**What the task asks:** Give only the count of lines that contain "name" in the material.

**Exercise material:**

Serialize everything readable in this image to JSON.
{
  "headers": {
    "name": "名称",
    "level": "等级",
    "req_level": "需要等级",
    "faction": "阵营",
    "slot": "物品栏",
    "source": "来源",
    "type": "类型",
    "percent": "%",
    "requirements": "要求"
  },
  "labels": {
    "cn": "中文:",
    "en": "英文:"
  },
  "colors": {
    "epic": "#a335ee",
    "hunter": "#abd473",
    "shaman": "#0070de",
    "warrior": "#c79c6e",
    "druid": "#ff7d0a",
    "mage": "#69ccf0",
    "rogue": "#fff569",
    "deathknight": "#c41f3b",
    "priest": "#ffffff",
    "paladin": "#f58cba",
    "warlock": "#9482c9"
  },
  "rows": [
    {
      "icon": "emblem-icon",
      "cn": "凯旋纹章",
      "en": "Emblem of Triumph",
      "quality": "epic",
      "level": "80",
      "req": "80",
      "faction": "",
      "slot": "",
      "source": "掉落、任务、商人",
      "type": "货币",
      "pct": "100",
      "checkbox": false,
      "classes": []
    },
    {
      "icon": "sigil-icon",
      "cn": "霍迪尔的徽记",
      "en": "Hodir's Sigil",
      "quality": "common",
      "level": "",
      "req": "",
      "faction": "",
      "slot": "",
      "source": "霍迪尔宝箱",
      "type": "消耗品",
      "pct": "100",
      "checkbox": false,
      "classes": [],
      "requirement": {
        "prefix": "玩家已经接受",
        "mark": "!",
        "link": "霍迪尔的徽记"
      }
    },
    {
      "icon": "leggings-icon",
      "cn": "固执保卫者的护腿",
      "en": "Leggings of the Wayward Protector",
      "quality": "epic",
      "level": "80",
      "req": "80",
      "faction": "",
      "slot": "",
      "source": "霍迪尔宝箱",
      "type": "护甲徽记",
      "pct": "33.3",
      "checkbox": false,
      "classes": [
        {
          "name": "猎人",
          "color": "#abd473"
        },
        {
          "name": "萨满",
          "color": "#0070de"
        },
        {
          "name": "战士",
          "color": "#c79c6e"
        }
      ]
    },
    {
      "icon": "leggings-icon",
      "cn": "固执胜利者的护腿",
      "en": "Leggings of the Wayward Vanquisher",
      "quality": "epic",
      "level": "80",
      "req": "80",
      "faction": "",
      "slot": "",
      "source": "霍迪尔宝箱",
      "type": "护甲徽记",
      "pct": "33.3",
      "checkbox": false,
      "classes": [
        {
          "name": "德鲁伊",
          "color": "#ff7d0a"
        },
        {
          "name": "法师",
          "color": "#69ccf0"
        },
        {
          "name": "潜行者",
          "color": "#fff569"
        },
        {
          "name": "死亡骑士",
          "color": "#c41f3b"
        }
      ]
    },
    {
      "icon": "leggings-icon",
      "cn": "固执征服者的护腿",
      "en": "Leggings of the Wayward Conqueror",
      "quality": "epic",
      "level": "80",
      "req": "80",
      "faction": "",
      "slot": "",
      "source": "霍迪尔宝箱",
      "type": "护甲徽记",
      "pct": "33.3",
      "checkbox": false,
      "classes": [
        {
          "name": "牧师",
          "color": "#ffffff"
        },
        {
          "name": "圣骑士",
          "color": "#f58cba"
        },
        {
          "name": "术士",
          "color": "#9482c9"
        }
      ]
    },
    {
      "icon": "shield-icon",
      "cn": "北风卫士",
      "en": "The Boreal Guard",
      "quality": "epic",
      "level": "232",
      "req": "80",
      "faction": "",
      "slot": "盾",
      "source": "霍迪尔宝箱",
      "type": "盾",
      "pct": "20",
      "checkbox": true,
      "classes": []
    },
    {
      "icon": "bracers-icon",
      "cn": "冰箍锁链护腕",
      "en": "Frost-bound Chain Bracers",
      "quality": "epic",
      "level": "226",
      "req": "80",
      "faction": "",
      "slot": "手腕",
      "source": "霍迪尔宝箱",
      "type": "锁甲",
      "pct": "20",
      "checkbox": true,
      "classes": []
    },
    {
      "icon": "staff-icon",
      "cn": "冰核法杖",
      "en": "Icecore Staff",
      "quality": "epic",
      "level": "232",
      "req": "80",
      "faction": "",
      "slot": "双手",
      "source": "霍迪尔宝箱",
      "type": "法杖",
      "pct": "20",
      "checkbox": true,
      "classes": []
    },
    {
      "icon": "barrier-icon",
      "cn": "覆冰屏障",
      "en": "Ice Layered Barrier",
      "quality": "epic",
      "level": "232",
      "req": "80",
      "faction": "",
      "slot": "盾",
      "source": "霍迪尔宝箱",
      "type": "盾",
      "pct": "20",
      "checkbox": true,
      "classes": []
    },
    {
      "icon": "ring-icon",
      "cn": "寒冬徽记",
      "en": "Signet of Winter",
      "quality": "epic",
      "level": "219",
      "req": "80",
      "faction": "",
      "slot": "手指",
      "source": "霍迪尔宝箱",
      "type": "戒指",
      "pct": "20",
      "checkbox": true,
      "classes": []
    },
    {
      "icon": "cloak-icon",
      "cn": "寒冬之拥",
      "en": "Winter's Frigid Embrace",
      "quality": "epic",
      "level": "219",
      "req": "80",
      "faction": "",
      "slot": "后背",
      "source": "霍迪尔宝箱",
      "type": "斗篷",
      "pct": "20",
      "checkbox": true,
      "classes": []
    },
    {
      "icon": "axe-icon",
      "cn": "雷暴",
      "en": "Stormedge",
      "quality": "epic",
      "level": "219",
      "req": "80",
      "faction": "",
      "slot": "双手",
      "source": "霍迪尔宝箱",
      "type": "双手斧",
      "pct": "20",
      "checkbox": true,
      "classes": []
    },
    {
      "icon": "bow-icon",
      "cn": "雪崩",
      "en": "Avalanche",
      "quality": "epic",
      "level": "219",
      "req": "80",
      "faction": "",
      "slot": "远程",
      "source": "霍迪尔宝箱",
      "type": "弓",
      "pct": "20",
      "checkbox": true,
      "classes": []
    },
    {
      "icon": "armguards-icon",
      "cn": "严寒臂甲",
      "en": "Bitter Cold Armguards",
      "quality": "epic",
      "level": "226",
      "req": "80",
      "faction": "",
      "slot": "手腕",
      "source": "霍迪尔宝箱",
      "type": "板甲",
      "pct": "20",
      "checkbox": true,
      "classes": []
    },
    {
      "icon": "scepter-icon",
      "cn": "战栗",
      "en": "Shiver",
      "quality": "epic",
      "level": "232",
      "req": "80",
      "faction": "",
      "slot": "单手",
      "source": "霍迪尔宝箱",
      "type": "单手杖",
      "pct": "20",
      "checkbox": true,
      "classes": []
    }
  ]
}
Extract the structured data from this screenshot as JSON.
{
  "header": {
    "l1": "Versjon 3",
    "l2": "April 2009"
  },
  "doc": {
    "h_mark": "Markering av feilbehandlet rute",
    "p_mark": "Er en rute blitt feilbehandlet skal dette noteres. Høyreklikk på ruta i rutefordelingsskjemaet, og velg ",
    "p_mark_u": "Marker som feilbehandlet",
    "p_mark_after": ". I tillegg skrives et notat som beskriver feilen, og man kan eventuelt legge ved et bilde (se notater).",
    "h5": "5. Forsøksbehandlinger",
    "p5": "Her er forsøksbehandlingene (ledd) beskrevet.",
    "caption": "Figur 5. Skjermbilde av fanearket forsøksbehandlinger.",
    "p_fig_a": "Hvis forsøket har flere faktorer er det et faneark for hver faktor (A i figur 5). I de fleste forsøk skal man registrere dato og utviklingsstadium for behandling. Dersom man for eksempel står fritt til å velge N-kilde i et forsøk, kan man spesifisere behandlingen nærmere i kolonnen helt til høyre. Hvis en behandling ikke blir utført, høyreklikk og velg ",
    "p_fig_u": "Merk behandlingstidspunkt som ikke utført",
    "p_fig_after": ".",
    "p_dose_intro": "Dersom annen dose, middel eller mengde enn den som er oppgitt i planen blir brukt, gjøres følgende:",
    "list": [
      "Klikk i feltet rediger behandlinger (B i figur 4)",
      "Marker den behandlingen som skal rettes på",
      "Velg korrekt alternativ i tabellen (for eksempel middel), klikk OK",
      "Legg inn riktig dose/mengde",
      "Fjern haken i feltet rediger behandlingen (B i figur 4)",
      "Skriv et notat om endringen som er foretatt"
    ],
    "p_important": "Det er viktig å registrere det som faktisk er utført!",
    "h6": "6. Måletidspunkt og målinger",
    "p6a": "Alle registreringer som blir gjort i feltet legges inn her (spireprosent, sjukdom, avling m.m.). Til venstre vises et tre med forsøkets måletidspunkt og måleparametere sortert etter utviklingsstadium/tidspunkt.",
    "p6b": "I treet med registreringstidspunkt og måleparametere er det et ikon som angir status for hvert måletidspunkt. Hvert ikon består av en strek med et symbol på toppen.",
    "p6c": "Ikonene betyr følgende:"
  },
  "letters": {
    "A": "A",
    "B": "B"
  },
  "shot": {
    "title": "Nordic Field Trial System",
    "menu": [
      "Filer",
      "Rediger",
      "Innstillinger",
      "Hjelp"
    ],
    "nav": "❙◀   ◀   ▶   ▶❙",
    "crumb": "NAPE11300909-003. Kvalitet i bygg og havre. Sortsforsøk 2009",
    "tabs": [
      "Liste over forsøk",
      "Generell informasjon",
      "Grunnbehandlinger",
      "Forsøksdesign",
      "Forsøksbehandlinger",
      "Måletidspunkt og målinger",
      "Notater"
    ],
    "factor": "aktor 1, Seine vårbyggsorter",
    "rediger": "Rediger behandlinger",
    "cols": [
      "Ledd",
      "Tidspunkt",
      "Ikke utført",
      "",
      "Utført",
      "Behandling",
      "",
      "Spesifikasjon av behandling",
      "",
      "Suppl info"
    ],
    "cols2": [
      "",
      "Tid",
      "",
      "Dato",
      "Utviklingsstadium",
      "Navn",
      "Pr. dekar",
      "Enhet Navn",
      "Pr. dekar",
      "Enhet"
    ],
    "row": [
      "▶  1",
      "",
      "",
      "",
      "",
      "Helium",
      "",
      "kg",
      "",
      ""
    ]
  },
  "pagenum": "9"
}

**Expected output:** 11